From Co-Founder, Rose Planer.
When I ask my female therapy clients if they have a community or a close group of friends, the majority reply, "yes." However, they also report that they never have the time to see their friends and infrequently contact them. Many report struggling with depression and anxiety due to loneliness. When they finally see their friends, they feel better immediately. However, the feeling quickly fades due to little follow-up or continued phone calls or meetings.
My theory: human friendships have not evolved since adolescence. Some reading will want empirical evidence to back up this sweeping, some would say offensive, claim. However, as a therapist who works with people from all different racial, cultural and religious backgrounds, I listen to adults describe their friendships and then listen to teenagers discuss their friendships--the similarities in these relationships are striking. The truth: We never learn.

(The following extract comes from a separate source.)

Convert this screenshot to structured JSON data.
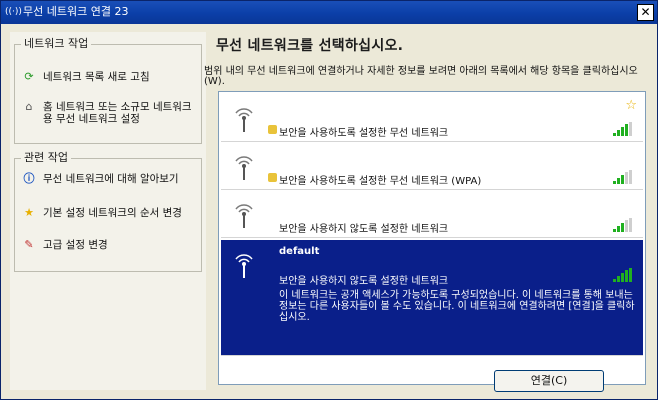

The reason our friendships have never evolved is based on the fact that we have never learned how to communicate with one another effectively. Pushing down our own pride to admit our mistakes, owning up to our short-comings, and reaching out when we need someone is something that the majority of adults are still unable to accomplish. The results: our adult friendships are mostly superficial, unfulfilling and unreliable. If you disagree with this statement and have found life-long, fulfilling friendships, than more power to you! However, I don't think this is the norm. I would postulate that the majority of us cling to social media because the subconscious part of our brain is trying to search for connection…somewhere. We scroll down hundreds of posts from our so called friends. When we finally disconnect, we feel even worse than when we opened up the giant F in the center of our cell phone.There is nothing social about social media and we are certainly not networking or connecting, not in a way that makes us feel good.
We have forgotten what connection means, our brains have been re-wired to scroll through artificial postings. My hope is that our Round Table discussions teach us how to have fulfilling, face-to-face interactions without technology. Communication is the foundation of any relationship. The Found will give participants the tools to feel confident when making new connections with people and deepen connections with life-long friends. Please join us and help make face-to-face interactions a priority in our society. If you have looked at social media more than three times today, put your phone down and call a friend.